“I was locked in,” Arrieta said. “My timing and my tempo in my delivery was as close to perfect as I feel like I could have possibly been.
“When you combine that timing and the consistent release point, regardless of the pitch – fastball, slider, cutter, curveball, changeup – (you’re) able to be powerful and be explosive and release from the exact same spot.
“It really, really made it easy on me. There were times throughout the stretch where I expected to go out there and throw a shutout or throw seven, eight scoreless. It got to that point where that was just something – not only myself – but the team expected it. That’s how locked in I really was.”

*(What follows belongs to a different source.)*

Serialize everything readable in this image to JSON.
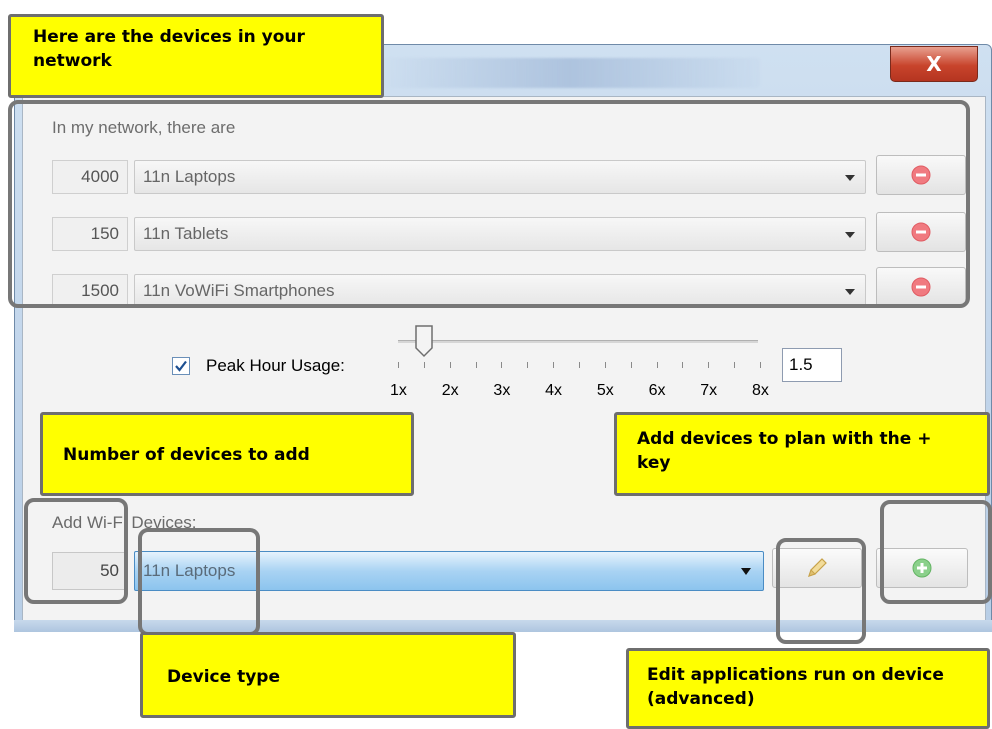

Arrieta spent time on the Triple-A level during the 2009, 2010, 2012 and 2013 seasons, needing a change of scenery for whatever reason – the difficulty of pitching in the American League East, some friction between Dan Duquette’s front office and Buck Showalter’s dugout, an awkward clubhouse fit.
That flip deal in the middle of the 2013 season – essentially cashing in 15 Scott Feldman starts and reserve catcher Steve Clevenger for Arrieta and hard-throwing reliever Pedro Strop – will go down as a franchise-altering trade for Epstein’s front office.
“Once I was able to not worry about the moves happening above me,” Arrieta said, “or when I was going to get another opportunity, I understood that the most important thing for me to put emphasis on was just continuing to try and get better.”
The Cubs encouraged Arrieta to throw with his natural crossfire motion, gave him an opportunity to hit the reset button and watched him develop a fanatical workout routine.
Arrieta clicked with pitching coach Chris Bosio, obsessed over his nutrition and absorbed all the scouting reports, allowing him to throw almost 250 innings this year, including the playoffs.
Arrieta is now only the fifth pitcher in franchise history to win this award, joining an elite list that includes Greg Maddux (1992), Rick Sutcliffe (1984), Bruce Sutter (1979) and Fergie Jenkins (1971).
Now that Arrieta has that kind of juice, you figure Greinke will have to listen if the 2015 NL Cy Young Award winner calls.